Admittedly, the food offering these days has usually shrunk to a sandwich wrap, but many a tired business executive will tell you that their flight home at the end of a long day has been improved markedly by a BA cabin crew member pressing a large gin and tonic into their hand.

Of course, BA describes the change in short-haul food arrangements as an ‘improvement’ because it will now offer a wider range of food from one of the UK’s best-known High Street chains, Marks & Spencer. But you’ll have to pay for it.

BA can argue that it is merely bringing its short-haul food and drink policy into line with those of fellow-IAG carriers Aer Lingus, Iberia and Vueling, all of which charge for onboard sustenance. But passengers generally dislike the loss of a previously free service.

However, several of BA’s full-service European short-haul rivals – Air France, KLM, Lufthansa, Alitalia, Austrian and Swiss – still serve free food and drink.

Changes to the in-flight service were revealed as part of a Capital Markets Day presentation for analysts early in November.

A BA spokesman told Airways that it was flying more passengers than ever and the densification of aircraft would allow it to offer lower fares. He also held out the introduction of a new IFE system as a plus in the airline’s cabin update plans.

Seat pitch, he said, would not deteriorate in either the Gatwick 777 fleet or the short-haul A4320-family fleet from the current 31in, despite the addition of extra rows of seats in the latter, because of new, slimmer seat designs.

Other airlines in BA’s parent International Airlines Group vary: According to Aer Lingus’s short-haul passengers have 31-32in of legroom, Iberia’s have from 30in down to a tight 28in in short-haul, while LCC Vueling’s aircraft offer 29-30in.

For the record, other LCCs have the same, or almost the same, pitch as BA. Norwegian’s economy is 31in in its long-haul 787s and 30 in its short-haul 737-800s. Ryanair is 30in. EasyJet is “an average 29.8in”, said a spokesman.

But will BA’s actions alienate its traditional passengers? Will they balk at what some will see as a deterioration in the service levels they have come to expect from the UK’s flag-carrier?

Responses on more than 120 pages of the Flyertalk website suggest that BA passengers are none too impressed with the demise of short-haul catering.

‘The brekkie is a major differentiator for me on my morning domestic flights and [the] tipple is a major differentiator on the way back up,’ said one. ‘It isn’t just the £2 it would cost to purchase a drink, it is just the cheapening of the brand and the “experience” that I object to,’ commented another.

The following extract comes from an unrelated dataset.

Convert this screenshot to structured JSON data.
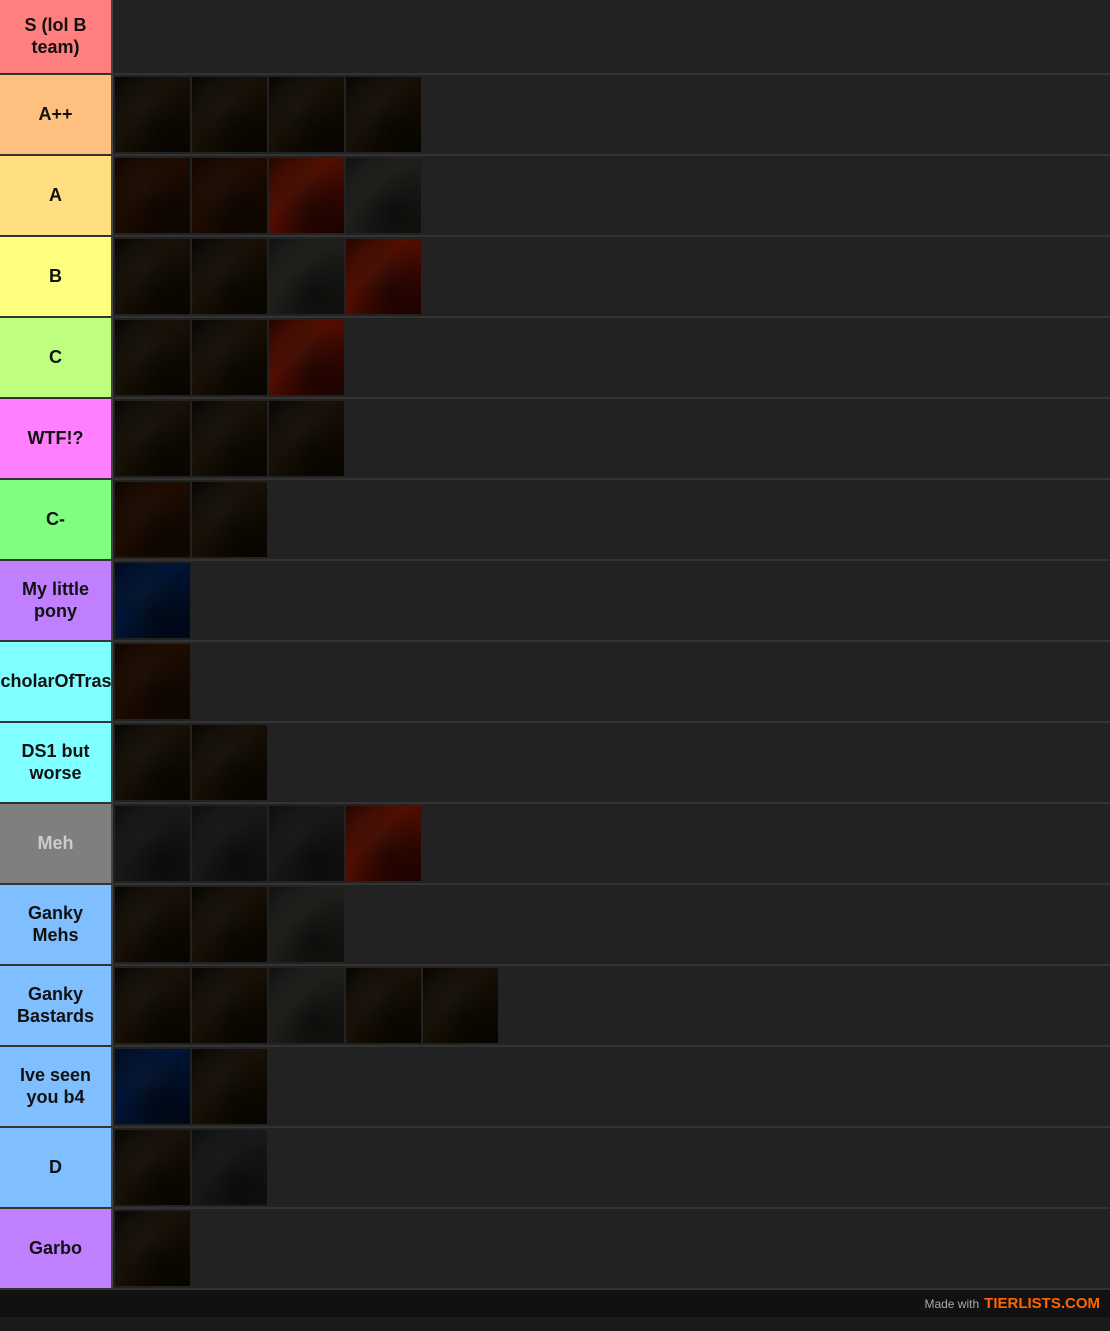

One thoughtful passenger wrote: ‘This is a marketing fail. How does BA position itself now as a short-haul carrier? A no-frills, full-service carrier or an expensive, low-cost carrier? Either way is a contradiction and deliberately positions itself worse than the market leader in either category.’

However, BA’s actions are unsurprising, says Saj Ahmad, chief analyst at UK consultancy Strategic Aero Research. “If anything, BA are being a little bit slow and reactive” in their actions.” Most 777 operators, he notes, have already gone to 10-abreast in economy, even those that earn high marks for customer service like Qatar Airways.

Ahmad believes that in slotting in an extra seat per row BA has decided to chase volume, rather than yield, in the search for greater profitability.

Moves such as doing away with free food on short-haul could backfire: “I think they’re going to hack off a lot of passengers.” But will they be sufficiently annoyed to take their custom elsewhere? “That’s really difficult to tell. But I struggle to see the economic value when you have such a risk of alienating people.”

Noting that BA’s future plans include the provision of free onboard wi-fi, he comments that the airline is “giving with one hand and taking away with the other.” BA’s hope may be that passengers will be so immersed in their electronic devices to think about refreshments.